But what really set Easter and not for instance Christmas, everyone else’s favorite holiday, over the moon for me was that each spring I got a brand new dress and matching shoes. It was, I guess my first experience with “occasion dressing”. I would drag my father around to what seemed like hundreds of stores for hours for the entire month leading up to Easter. The dress had to strike the perfect balance between pretty and cute, embellished and plain. If a dress had too much pink or too many bows, then it was out of the running. Too plain? I didn’t do minimalism at age 8. Out it went. When finally I did find the right dress, it was as if I had met my soul mate. When we arrived at home with my new purchase, I would lovingly place her on my bed and stare at her, occasionally petting her skirt or sash (For three years in a row I think all my Easter dresses had sashes).
My current obsession with shoes can probably be traced back to age 10 when I was finally allowed to wear shoes without a strap for Easter. No more Maryjanes, I was moving on! I remember feeling very grown up in my shoes that Easter. They were white patent leather, scalloped at the vamp, and embellished with a white satin rosette on the toe. I wore them to death that year.
Every Easter, I think back to all the Easter dresses and shoes of my past and marvel at the incredible emotional power that clothes possess. I often remember more readily the clothes I wore to certain events than the actual events themselves. New Year’s Eve at age 12: Brown and yellow changeable taffeta skirt with white blouse. High School Graduation: Cream silk pastel floral ballerina length dress from Dillard’s. Tearful breakup with boyfriend at age 21: Grey and black sundress bought while studying abroad in France. First introduction to current boyfriend 4 years ago: Black strapless Alexander McQueen dress with obi sash.

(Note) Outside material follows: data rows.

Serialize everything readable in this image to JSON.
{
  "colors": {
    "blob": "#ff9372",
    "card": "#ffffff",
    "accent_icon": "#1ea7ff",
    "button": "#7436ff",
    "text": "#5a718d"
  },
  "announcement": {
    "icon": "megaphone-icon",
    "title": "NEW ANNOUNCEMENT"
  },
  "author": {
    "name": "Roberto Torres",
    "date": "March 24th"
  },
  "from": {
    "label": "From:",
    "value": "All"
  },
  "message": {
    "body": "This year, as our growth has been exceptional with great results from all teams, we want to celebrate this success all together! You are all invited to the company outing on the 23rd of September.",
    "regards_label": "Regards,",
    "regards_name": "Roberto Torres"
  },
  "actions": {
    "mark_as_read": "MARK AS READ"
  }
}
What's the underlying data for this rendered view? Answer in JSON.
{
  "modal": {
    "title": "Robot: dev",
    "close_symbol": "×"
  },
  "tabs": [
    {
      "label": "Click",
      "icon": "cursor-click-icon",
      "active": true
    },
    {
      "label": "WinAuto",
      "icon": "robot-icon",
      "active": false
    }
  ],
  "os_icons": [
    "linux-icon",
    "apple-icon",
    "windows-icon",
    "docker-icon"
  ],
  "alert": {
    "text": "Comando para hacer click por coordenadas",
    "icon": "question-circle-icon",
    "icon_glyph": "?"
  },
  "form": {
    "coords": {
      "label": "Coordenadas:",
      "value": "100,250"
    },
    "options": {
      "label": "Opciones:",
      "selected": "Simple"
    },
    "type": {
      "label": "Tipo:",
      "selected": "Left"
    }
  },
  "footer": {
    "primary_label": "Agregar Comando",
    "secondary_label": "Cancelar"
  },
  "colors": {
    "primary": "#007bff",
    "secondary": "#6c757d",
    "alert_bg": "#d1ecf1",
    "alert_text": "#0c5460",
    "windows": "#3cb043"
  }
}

Clothes are more than just what you decide to put on your body. They can absorb and contribute to the emotions you feel when you wear them. For anyone who thinks that clothing is frivolous, just think to the important moments in your life when clothing played a pivotal role. Take for instance the wedding dress since the impending season of weddings is now upon us. Regardless of the positive or negative implications it may hold, what extremely powerful symbol and memory it is for those who wear it. For men, their first suit, or even their first tie is memorable. Clothes can serve as psychological markers for transitional periods in life. I’m sure that even for people who claim to hate fashion, they have significant clothes related memories that mark very specific moments in their lives.
Clothes can be powerful and serious, disposable and frivolous. They are cultural products with which we have incredibly intimate conversations. It’s what makes them so interesting. Clothes are contradictory and complex just like the humans that make them. I hope to have many more fashion memories.